(Excerpts from an interface dataset)
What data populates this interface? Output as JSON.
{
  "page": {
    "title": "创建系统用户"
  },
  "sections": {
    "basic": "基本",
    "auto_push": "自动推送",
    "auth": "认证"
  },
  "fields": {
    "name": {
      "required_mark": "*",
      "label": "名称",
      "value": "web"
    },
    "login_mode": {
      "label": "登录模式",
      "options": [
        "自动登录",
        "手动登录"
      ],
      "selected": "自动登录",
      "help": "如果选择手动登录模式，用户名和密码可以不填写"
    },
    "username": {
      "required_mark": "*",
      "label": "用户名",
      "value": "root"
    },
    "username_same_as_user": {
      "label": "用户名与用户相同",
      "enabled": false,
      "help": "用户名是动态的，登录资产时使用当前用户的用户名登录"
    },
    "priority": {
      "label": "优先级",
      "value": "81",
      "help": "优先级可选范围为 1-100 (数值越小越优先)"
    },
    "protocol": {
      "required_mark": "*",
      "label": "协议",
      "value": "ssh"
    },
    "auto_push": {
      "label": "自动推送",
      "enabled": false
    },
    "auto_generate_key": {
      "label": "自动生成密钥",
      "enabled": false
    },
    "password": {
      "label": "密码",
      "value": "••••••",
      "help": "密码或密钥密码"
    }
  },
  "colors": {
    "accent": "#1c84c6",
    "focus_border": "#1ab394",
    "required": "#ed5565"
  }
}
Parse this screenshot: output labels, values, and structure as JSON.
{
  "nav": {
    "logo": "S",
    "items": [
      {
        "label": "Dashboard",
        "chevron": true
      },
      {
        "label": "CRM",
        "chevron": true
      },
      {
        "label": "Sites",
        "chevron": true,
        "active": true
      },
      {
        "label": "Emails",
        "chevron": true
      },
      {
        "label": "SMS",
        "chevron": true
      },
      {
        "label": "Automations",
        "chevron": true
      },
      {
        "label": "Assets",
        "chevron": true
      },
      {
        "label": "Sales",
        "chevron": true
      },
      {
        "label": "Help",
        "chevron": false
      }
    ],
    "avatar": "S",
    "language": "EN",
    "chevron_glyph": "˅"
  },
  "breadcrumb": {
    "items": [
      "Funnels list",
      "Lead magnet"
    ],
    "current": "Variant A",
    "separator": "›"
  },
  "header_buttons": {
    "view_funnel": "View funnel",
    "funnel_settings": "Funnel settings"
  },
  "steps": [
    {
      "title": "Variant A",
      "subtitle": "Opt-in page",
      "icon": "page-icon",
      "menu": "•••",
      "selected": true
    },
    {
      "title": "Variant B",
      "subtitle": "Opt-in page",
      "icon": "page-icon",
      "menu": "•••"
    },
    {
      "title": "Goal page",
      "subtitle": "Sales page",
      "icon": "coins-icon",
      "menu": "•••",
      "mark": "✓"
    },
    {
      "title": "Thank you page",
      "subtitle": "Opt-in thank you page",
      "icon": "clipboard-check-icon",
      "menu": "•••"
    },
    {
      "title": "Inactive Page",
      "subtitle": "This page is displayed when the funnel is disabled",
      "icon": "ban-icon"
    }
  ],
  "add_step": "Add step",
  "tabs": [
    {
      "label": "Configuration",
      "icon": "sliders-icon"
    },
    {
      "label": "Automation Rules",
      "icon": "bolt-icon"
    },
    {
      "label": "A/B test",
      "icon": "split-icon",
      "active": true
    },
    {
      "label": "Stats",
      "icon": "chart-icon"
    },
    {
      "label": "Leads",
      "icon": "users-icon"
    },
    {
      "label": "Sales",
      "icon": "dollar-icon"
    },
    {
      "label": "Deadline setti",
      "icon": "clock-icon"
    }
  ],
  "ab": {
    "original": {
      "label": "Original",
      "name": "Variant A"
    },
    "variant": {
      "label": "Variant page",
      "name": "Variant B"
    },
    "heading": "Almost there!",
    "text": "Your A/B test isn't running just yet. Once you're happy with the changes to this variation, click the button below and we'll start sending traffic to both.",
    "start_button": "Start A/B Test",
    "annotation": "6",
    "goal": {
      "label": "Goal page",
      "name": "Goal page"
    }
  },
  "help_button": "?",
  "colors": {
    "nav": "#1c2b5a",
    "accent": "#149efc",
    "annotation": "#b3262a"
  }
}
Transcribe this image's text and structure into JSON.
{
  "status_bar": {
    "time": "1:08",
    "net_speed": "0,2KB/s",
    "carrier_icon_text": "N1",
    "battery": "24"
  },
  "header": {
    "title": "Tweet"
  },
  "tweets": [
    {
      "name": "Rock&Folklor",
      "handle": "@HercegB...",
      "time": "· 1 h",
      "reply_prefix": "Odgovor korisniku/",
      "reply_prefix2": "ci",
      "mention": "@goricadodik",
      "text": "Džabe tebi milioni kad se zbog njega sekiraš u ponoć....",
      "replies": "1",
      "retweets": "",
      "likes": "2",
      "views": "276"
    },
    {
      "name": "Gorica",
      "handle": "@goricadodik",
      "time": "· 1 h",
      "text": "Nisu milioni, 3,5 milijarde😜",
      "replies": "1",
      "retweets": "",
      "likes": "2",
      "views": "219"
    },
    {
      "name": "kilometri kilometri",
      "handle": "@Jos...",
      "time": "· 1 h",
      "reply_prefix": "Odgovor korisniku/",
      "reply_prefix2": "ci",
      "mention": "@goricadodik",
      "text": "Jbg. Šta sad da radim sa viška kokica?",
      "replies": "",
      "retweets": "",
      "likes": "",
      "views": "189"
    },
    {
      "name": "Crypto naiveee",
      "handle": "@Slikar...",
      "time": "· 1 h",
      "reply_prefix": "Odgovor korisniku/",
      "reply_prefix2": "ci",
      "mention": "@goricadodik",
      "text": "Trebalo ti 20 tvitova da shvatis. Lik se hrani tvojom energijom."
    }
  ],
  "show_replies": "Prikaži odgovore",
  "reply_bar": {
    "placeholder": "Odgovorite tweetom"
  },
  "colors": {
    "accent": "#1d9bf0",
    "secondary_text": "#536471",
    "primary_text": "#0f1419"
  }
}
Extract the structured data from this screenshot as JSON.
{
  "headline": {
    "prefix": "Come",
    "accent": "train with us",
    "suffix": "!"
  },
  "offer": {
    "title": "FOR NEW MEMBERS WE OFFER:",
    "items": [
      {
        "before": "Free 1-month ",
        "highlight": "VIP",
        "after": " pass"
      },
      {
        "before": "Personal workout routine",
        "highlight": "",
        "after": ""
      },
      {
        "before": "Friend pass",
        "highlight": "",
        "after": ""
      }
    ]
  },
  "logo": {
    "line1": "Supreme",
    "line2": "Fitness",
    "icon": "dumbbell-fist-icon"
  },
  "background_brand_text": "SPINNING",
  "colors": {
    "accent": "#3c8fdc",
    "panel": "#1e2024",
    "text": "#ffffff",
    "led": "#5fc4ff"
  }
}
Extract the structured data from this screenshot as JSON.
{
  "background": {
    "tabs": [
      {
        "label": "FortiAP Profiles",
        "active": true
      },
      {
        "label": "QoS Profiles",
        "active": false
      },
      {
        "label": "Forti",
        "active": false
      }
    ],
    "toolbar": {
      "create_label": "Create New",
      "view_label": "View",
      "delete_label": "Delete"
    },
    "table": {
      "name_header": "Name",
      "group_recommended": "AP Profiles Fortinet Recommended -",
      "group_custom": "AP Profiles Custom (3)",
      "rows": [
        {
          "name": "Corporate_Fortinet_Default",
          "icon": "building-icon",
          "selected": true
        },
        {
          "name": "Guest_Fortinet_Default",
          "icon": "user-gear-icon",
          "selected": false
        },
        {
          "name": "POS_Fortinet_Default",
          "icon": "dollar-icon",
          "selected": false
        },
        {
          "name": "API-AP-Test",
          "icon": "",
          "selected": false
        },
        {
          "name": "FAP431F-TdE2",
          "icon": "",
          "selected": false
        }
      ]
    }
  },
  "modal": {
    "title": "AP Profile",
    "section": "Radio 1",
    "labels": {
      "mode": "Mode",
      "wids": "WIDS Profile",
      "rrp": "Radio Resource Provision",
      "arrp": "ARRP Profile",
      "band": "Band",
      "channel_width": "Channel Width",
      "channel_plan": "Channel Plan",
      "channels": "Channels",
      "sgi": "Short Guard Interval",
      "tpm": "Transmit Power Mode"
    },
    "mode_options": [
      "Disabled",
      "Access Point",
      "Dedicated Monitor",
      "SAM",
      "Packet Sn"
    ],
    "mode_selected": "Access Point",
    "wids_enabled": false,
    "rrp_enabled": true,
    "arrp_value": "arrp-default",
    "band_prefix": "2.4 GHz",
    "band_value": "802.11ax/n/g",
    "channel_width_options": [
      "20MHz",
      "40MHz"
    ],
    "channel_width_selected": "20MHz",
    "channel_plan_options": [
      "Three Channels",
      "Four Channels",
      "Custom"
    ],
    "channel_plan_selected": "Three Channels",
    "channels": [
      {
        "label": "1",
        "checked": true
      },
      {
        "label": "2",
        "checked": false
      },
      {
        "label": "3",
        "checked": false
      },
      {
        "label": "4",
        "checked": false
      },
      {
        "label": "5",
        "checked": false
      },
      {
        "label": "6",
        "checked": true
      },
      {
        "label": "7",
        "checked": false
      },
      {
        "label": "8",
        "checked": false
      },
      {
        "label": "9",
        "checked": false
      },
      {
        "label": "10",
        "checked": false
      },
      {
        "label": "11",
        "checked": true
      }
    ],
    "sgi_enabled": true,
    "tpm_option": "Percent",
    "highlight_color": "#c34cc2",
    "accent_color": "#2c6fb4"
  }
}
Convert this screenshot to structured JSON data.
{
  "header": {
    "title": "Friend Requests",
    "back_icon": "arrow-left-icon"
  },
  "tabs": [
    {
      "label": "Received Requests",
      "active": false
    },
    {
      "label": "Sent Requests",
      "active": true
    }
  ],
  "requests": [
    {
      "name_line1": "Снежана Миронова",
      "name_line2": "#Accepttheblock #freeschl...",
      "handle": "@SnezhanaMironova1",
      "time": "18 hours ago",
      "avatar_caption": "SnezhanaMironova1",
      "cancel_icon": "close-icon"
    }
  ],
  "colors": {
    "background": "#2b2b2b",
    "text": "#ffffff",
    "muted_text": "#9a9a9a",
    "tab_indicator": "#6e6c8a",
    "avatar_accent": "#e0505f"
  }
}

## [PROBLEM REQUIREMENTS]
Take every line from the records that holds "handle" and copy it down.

## [RESULT OF THIS EXERCISE]
      "handle": "@HercegB...",
      "handle": "@goricadodik",
      "handle": "@Jos...",
      "handle": "@Slikar...",
      "handle": "@SnezhanaMironova1",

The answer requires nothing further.